Description of the task:
From the data that follows, copy every line holding the string "khẩu".

Recorded information:
• • • • •

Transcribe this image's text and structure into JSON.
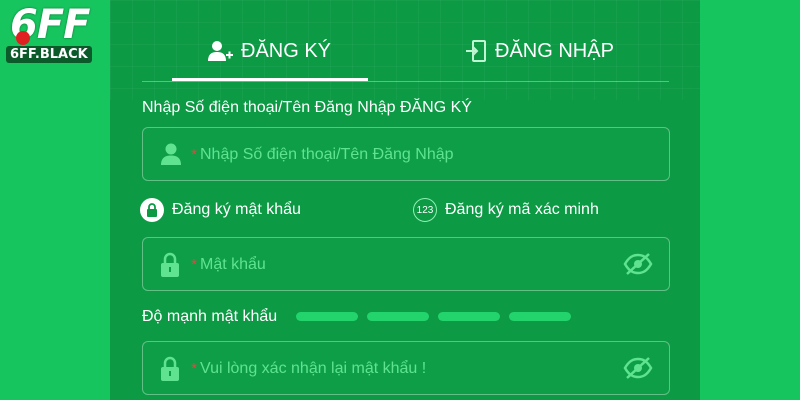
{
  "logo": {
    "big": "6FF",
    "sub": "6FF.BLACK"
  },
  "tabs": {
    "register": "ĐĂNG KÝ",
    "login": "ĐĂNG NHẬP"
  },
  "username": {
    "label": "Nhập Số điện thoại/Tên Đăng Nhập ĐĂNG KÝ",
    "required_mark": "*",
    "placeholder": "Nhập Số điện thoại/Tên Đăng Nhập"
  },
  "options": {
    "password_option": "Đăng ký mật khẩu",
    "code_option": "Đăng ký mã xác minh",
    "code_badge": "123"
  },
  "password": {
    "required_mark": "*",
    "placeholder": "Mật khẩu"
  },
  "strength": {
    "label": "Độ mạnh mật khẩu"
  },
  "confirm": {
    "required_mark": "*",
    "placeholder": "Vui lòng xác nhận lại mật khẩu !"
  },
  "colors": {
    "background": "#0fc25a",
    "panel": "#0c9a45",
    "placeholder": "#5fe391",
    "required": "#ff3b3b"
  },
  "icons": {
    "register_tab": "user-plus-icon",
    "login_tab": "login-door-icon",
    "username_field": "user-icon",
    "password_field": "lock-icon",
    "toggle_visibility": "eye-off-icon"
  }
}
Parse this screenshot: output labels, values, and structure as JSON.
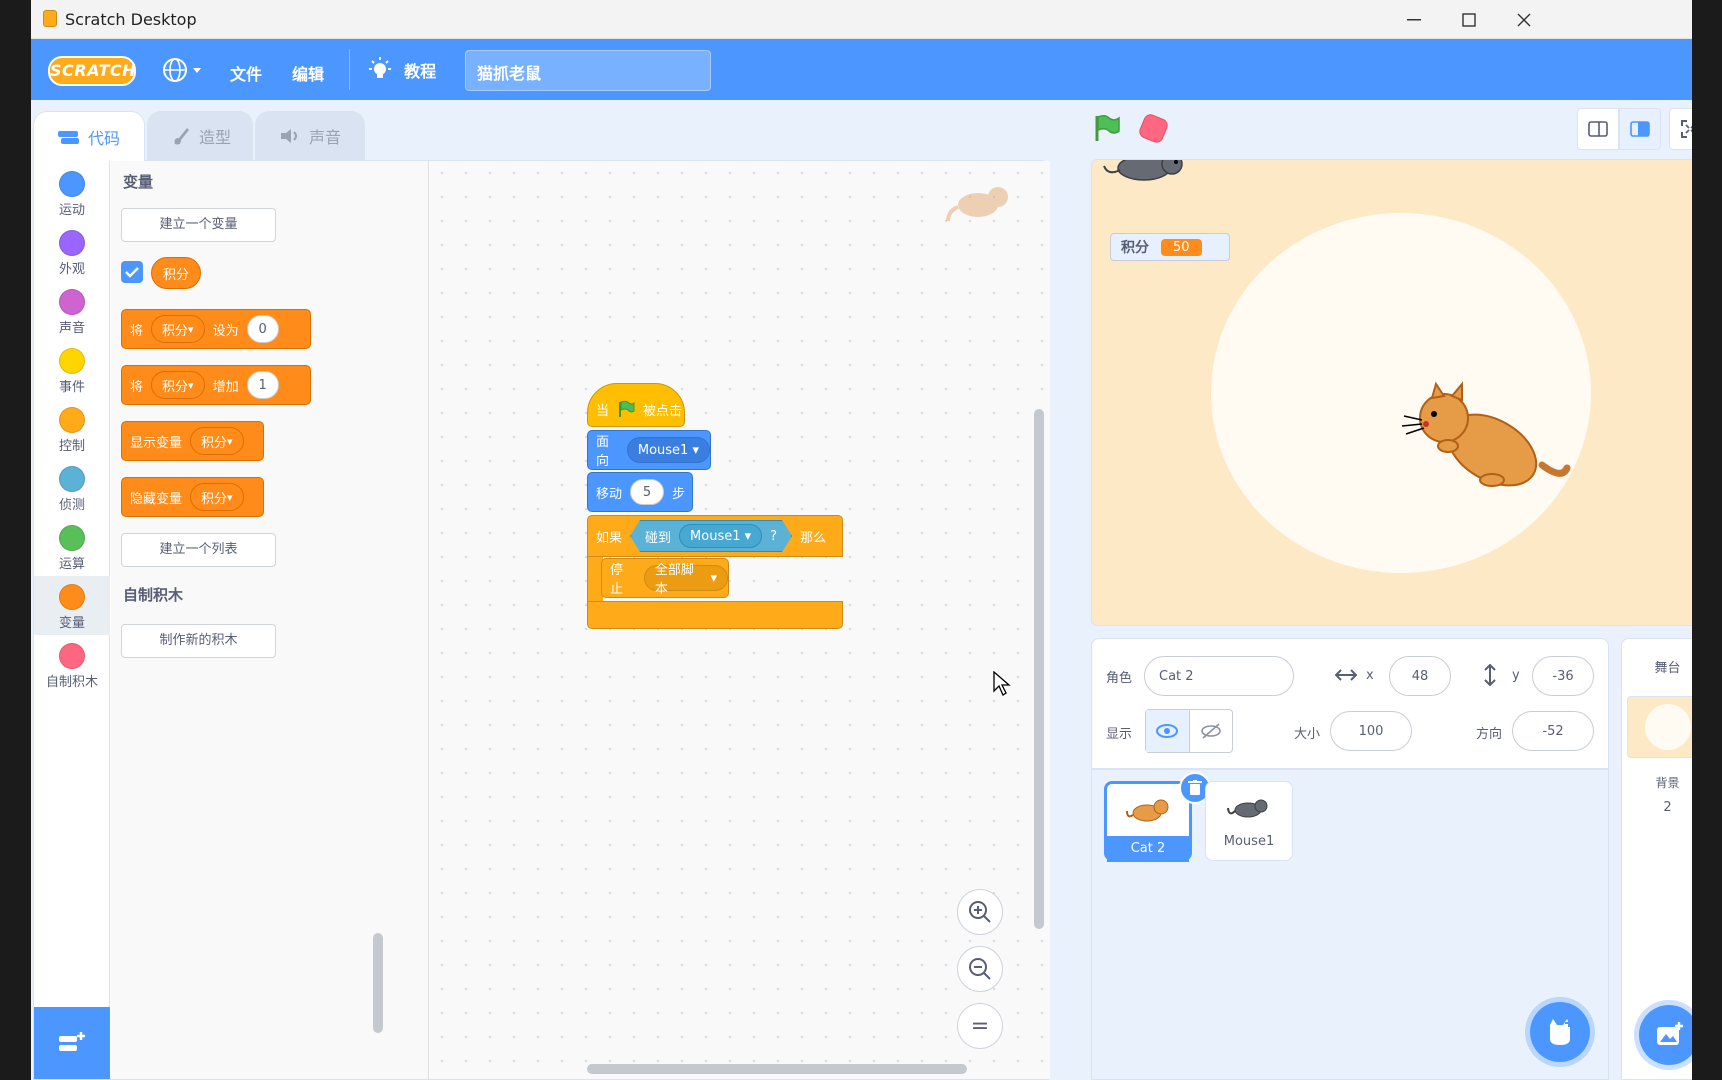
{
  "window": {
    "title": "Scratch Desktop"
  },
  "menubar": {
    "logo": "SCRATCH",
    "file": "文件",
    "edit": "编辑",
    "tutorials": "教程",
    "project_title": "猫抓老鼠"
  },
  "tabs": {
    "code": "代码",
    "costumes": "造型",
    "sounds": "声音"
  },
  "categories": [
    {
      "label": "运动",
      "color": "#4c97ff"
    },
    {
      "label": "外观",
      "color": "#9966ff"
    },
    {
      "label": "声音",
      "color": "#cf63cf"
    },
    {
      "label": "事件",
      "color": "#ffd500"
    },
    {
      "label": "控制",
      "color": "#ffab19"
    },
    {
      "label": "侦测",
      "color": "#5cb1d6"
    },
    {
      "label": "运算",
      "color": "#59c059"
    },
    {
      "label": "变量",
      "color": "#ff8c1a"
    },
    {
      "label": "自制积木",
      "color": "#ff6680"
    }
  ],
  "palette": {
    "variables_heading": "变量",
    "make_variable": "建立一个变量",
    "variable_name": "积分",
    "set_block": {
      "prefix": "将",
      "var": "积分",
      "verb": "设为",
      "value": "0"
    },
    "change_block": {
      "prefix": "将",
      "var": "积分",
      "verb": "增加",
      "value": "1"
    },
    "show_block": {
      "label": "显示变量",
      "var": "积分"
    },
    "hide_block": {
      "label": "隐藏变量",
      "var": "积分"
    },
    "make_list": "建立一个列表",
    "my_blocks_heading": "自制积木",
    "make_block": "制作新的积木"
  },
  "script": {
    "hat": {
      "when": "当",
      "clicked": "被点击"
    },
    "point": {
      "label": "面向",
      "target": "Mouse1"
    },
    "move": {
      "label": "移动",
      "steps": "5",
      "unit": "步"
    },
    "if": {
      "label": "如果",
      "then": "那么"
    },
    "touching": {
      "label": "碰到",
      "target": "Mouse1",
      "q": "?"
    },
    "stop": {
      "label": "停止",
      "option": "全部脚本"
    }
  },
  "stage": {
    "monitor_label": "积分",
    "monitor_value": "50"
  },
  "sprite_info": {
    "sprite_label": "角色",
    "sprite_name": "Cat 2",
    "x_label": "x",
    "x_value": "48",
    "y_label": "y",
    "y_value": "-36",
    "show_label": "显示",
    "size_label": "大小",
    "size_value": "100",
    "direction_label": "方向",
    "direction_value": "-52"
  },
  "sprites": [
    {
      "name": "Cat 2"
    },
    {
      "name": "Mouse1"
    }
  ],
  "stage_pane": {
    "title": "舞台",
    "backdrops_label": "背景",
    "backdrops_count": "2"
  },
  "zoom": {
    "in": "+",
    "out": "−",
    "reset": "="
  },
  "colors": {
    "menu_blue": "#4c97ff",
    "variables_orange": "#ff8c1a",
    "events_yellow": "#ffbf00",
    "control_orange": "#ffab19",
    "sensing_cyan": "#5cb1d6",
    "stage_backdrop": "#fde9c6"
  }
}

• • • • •

Task output:
    "password_option": "Đăng ký mật khẩu",
    "placeholder": "Mật khẩu"
    "label": "Độ mạnh mật khẩu"
    "placeholder": "Vui lòng xác nhận lại mật khẩu !"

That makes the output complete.